[Excerpts from an interface dataset]
☆ ☆ ☆ ☆ ☆
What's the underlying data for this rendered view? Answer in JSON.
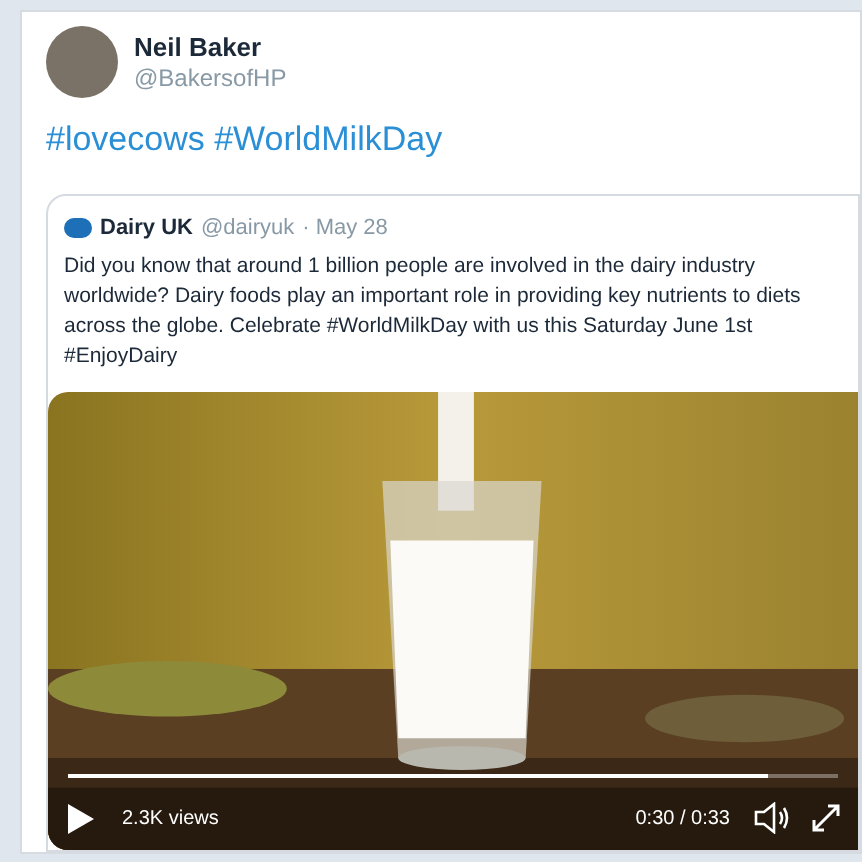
{
  "tweet": {
    "name": "Neil Baker",
    "handle": "@BakersofHP",
    "text": "#lovecows #WorldMilkDay"
  },
  "quoted": {
    "name": "Dairy UK",
    "handle": "@dairyuk",
    "date": "· May 28",
    "text": "Did you know that around 1 billion people are involved in the dairy industry worldwide? Dairy foods play an important role in providing key nutrients to diets across the globe. Celebrate #WorldMilkDay with us this Saturday June 1st #EnjoyDairy"
  },
  "video": {
    "kind": "picture",
    "views": "2.3K views",
    "time": "0:30 / 0:33",
    "progress": {
      "level": 0.91
    }
  }
}
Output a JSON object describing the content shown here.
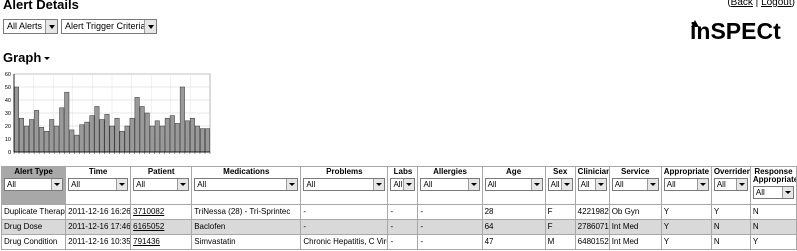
{
  "header": {
    "title": "Alert Details",
    "back_label": "Back",
    "separator": "|",
    "logout_label": "Logout",
    "logo_text": "inSPECt"
  },
  "filters": {
    "alerts_selected": "All Alerts",
    "criteria_selected": "Alert Trigger Criteria"
  },
  "graph": {
    "heading": "Graph",
    "icon": "chevron-down-icon"
  },
  "chart_data": {
    "type": "bar",
    "y_ticks": [
      "0",
      "10",
      "20",
      "30",
      "40",
      "50",
      "60"
    ],
    "ylim": [
      0,
      60
    ],
    "grid": true,
    "bar_color": "#999999",
    "values": [
      50,
      26,
      20,
      25,
      32,
      19,
      16,
      25,
      20,
      34,
      46,
      17,
      13,
      21,
      23,
      28,
      35,
      25,
      29,
      20,
      26,
      16,
      20,
      26,
      42,
      35,
      30,
      20,
      24,
      20,
      26,
      28,
      22,
      50,
      24,
      26,
      20,
      18,
      18
    ]
  },
  "table": {
    "columns": [
      {
        "label": "Alert Type",
        "filter": "All",
        "sorted": true
      },
      {
        "label": "Time",
        "filter": "All",
        "sorted": false
      },
      {
        "label": "Patient",
        "filter": "All",
        "sorted": false
      },
      {
        "label": "Medications",
        "filter": "All",
        "sorted": false
      },
      {
        "label": "Problems",
        "filter": "All",
        "sorted": false
      },
      {
        "label": "Labs",
        "filter": "All",
        "sorted": false
      },
      {
        "label": "Allergies",
        "filter": "All",
        "sorted": false
      },
      {
        "label": "Age",
        "filter": "All",
        "sorted": false
      },
      {
        "label": "Sex",
        "filter": "All",
        "sorted": false
      },
      {
        "label": "Clinician",
        "filter": "All",
        "sorted": false
      },
      {
        "label": "Service",
        "filter": "All",
        "sorted": false
      },
      {
        "label": "Appropriate",
        "filter": "All",
        "sorted": false
      },
      {
        "label": "Overriden",
        "filter": "All",
        "sorted": false
      },
      {
        "label": "Response Appropriate",
        "filter": "All",
        "sorted": false
      }
    ],
    "rows": [
      [
        "Duplicate Therapy",
        "2011-12-16 16:26",
        "3710082",
        "TriNessa (28) - Tri-Sprintec",
        "-",
        "-",
        "-",
        "28",
        "F",
        "4221982",
        "Ob Gyn",
        "Y",
        "Y",
        "N"
      ],
      [
        "Drug Dose",
        "2011-12-16 17:46",
        "6165052",
        "Baclofen",
        "-",
        "-",
        "-",
        "64",
        "F",
        "2786071",
        "Int Med",
        "Y",
        "N",
        "N"
      ],
      [
        "Drug Condition",
        "2011-12-16 10:35",
        "791436",
        "Simvastatin",
        "Chronic Hepatitis, C Virus",
        "-",
        "-",
        "47",
        "M",
        "6480152",
        "Int Med",
        "Y",
        "N",
        "Y"
      ]
    ]
  }
}
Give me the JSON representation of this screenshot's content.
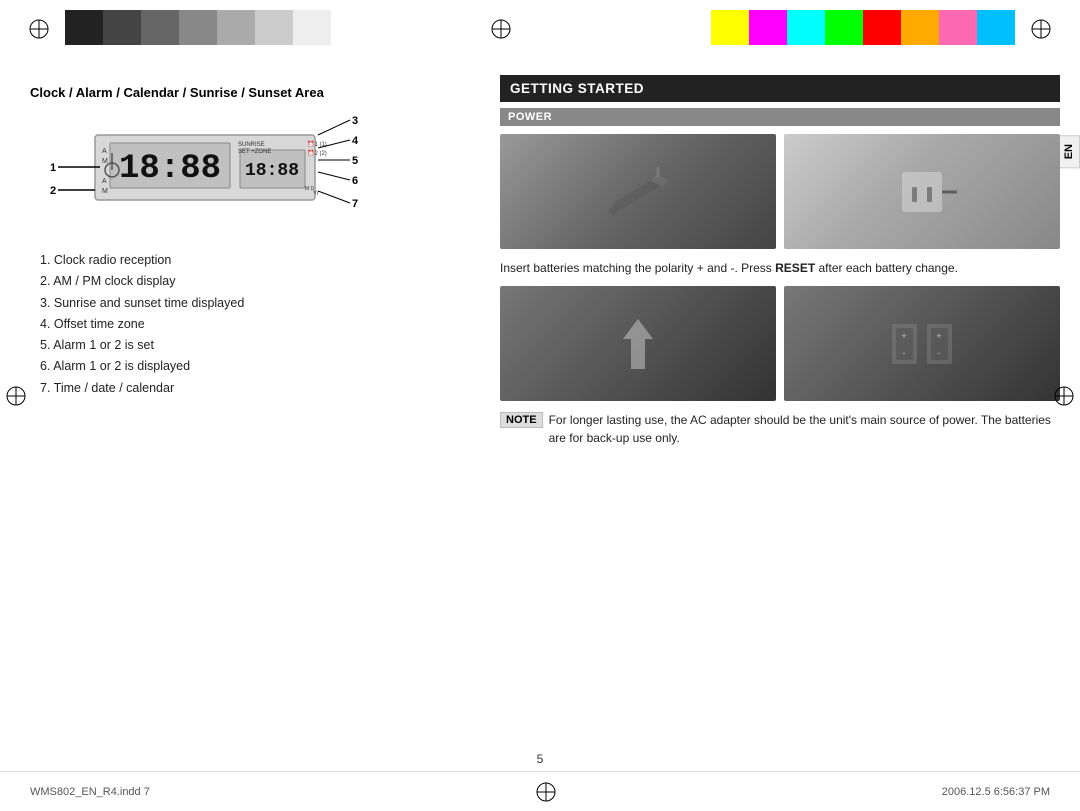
{
  "colorBars": {
    "grayscale": [
      "#222",
      "#444",
      "#666",
      "#888",
      "#aaa",
      "#ccc",
      "#eee"
    ],
    "colors": [
      "#ffff00",
      "#ff00ff",
      "#00ffff",
      "#00ff00",
      "#ff0000",
      "#ffaa00",
      "#ff69b4",
      "#00bfff"
    ]
  },
  "leftPanel": {
    "sectionTitle": "Clock / Alarm / Calendar / Sunrise / Sunset Area",
    "clockDisplay": "18:88",
    "calloutNumbers": [
      "3",
      "4",
      "5",
      "6",
      "7"
    ],
    "leftLabels": [
      "1",
      "2"
    ],
    "numberedList": [
      "1. Clock radio reception",
      "2. AM / PM clock display",
      "3. Sunrise and sunset time displayed",
      "4. Offset time zone",
      "5. Alarm 1 or 2 is set",
      "6. Alarm 1 or 2 is displayed",
      "7. Time / date / calendar"
    ]
  },
  "rightPanel": {
    "enTab": "EN",
    "gettingStartedHeader": "GETTING STARTED",
    "powerHeader": "POWER",
    "insertText": "Insert batteries matching the polarity + and  -. Press ",
    "insertTextBold": "RESET",
    "insertTextAfter": " after each battery change.",
    "noteLabel": "NOTE",
    "noteText": "For longer lasting use, the AC adapter should be the unit's main source of power. The batteries are for back-up use only."
  },
  "footer": {
    "left": "WMS802_EN_R4.indd   7",
    "pageNumber": "5",
    "right": "2006.12.5   6:56:37 PM"
  }
}
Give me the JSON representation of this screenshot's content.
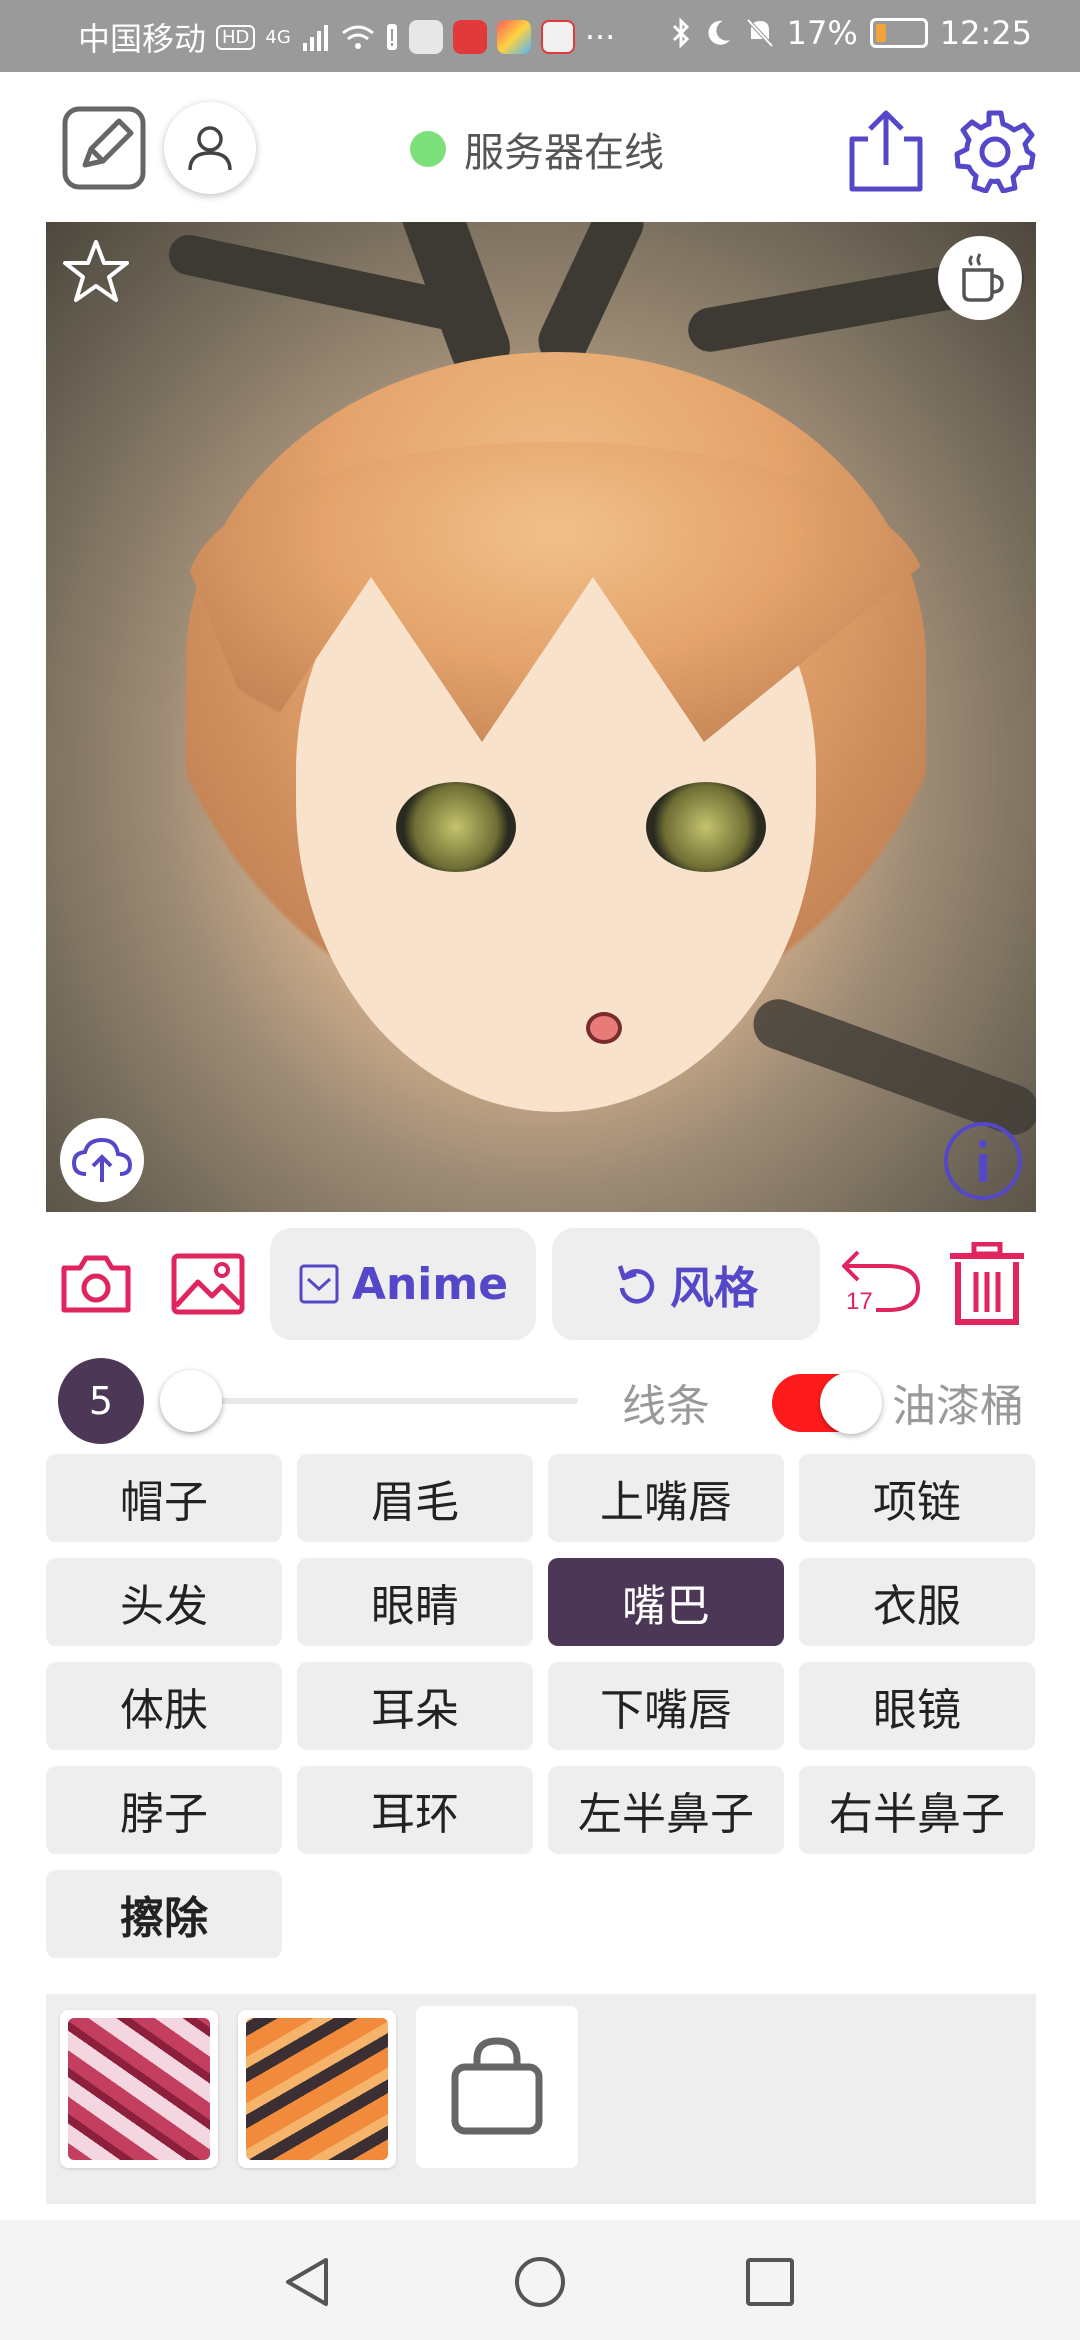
{
  "status_bar": {
    "carrier": "中国移动",
    "hd_badge": "HD",
    "network": "4G",
    "battery": "17%",
    "time": "12:25"
  },
  "header": {
    "server_status": "服务器在线",
    "status_color": "#7ee07a"
  },
  "tools": {
    "anime_label": "Anime",
    "style_label": "风格",
    "undo_count": "17",
    "accent_color": "#5548c8",
    "danger_color": "#e0245e"
  },
  "brush": {
    "size": "5",
    "line_label": "线条",
    "bucket_label": "油漆桶",
    "bucket_enabled": true,
    "slider_level": 0
  },
  "parts": [
    {
      "label": "帽子"
    },
    {
      "label": "眉毛"
    },
    {
      "label": "上嘴唇"
    },
    {
      "label": "项链"
    },
    {
      "label": "头发"
    },
    {
      "label": "眼睛"
    },
    {
      "label": "嘴巴"
    },
    {
      "label": "衣服"
    },
    {
      "label": "体肤"
    },
    {
      "label": "耳朵"
    },
    {
      "label": "下嘴唇"
    },
    {
      "label": "眼镜"
    },
    {
      "label": "脖子"
    },
    {
      "label": "耳环"
    },
    {
      "label": "左半鼻子"
    },
    {
      "label": "右半鼻子"
    },
    {
      "label": "擦除"
    }
  ],
  "selected_part": "嘴巴"
}
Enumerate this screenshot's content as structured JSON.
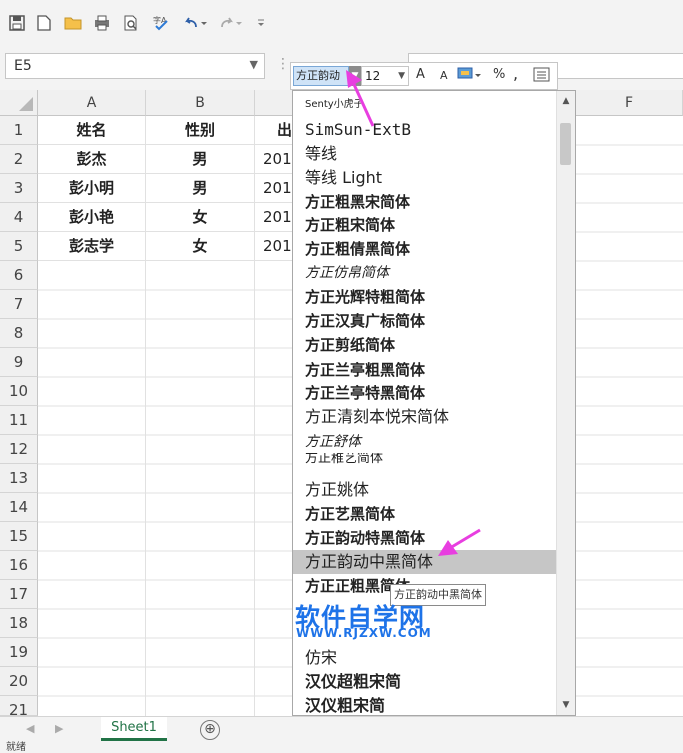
{
  "quick_access": {
    "icons": [
      "save-icon",
      "new-document-icon",
      "open-folder-icon",
      "print-preview-icon",
      "print-icon",
      "spelling-check-icon",
      "undo-icon",
      "redo-icon",
      "customize-icon"
    ]
  },
  "formula_bar": {
    "name_box": "E5",
    "formula_value": ""
  },
  "mini_toolbar": {
    "font_name": "方正韵动",
    "font_size": "12",
    "grow_font": "A",
    "shrink_font": "A",
    "percent": "%",
    "comma": ","
  },
  "columns": [
    "A",
    "B",
    "",
    "F"
  ],
  "rows": [
    "1",
    "2",
    "3",
    "4",
    "5",
    "6",
    "7",
    "8",
    "9",
    "10",
    "11",
    "12",
    "13",
    "14",
    "15",
    "16",
    "17",
    "18",
    "19",
    "20",
    "21"
  ],
  "table": {
    "header": [
      "姓名",
      "性别",
      "出"
    ],
    "data": [
      [
        "彭杰",
        "男",
        "201"
      ],
      [
        "彭小明",
        "男",
        "201"
      ],
      [
        "彭小艳",
        "女",
        "201"
      ],
      [
        "彭志学",
        "女",
        "201"
      ]
    ]
  },
  "font_list": [
    {
      "label": "Senty小虎子",
      "style": "small"
    },
    {
      "label": "SimSun-ExtB",
      "style": "normal"
    },
    {
      "label": "等线",
      "style": "normal"
    },
    {
      "label": "等线 Light",
      "style": "normal"
    },
    {
      "label": "方正粗黑宋简体",
      "style": "bold"
    },
    {
      "label": "方正粗宋简体",
      "style": "bold"
    },
    {
      "label": "方正粗倩黑简体",
      "style": "bold"
    },
    {
      "label": "方正仿帛简体",
      "style": "normal"
    },
    {
      "label": "方正光辉特粗简体",
      "style": "bold"
    },
    {
      "label": "方正汉真广标简体",
      "style": "bold"
    },
    {
      "label": "方正剪纸简体",
      "style": "bold"
    },
    {
      "label": "方正兰亭粗黑简体",
      "style": "bold"
    },
    {
      "label": "方正兰亭特黑简体",
      "style": "bold"
    },
    {
      "label": "方正清刻本悦宋简体",
      "style": "normal"
    },
    {
      "label": "方正舒体",
      "style": "normal"
    },
    {
      "label": "方正稚艺简体",
      "style": "normal"
    },
    {
      "label": "方正姚体",
      "style": "normal"
    },
    {
      "label": "方正艺黑简体",
      "style": "bold"
    },
    {
      "label": "方正韵动特黑简体",
      "style": "bold"
    },
    {
      "label": "方正韵动中黑简体",
      "style": "selected"
    },
    {
      "label": "方正正粗黑简体",
      "style": "bold"
    },
    {
      "label": "",
      "style": "normal"
    },
    {
      "label": "",
      "style": "normal"
    },
    {
      "label": "仿宋",
      "style": "normal"
    },
    {
      "label": "汉仪超粗宋简",
      "style": "bold"
    },
    {
      "label": "汉仪粗宋简",
      "style": "bold"
    }
  ],
  "tooltip": "方正韵动中黑简体",
  "watermark": {
    "title": "软件自学网",
    "url": "WWW.RJZXW.COM"
  },
  "sheet_tabs": {
    "active": "Sheet1",
    "add": "⊕"
  },
  "status_bar": "就绪",
  "colors": {
    "accent_green": "#217346",
    "arrow_magenta": "#e83ee0",
    "selection_gray": "#c6c6c6",
    "watermark_blue": "#1e73e8"
  }
}
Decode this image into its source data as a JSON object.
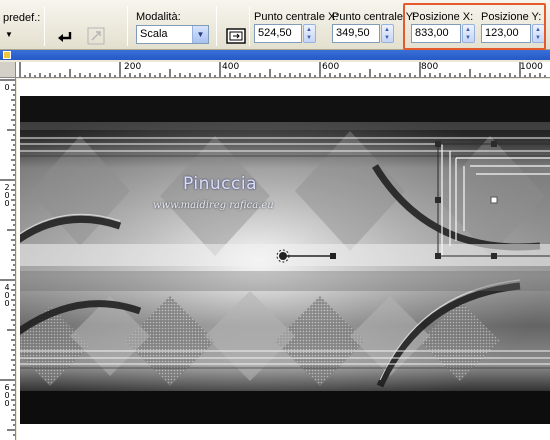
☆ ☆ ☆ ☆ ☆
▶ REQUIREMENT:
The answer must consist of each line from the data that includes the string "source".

▶ RESPONSE BELOW:
    "noteText": "For longer lasting use, the AC adapter should be the unit's main source of power. The batteries are for back-up use only."
Decode this image into its source data as a JSON object.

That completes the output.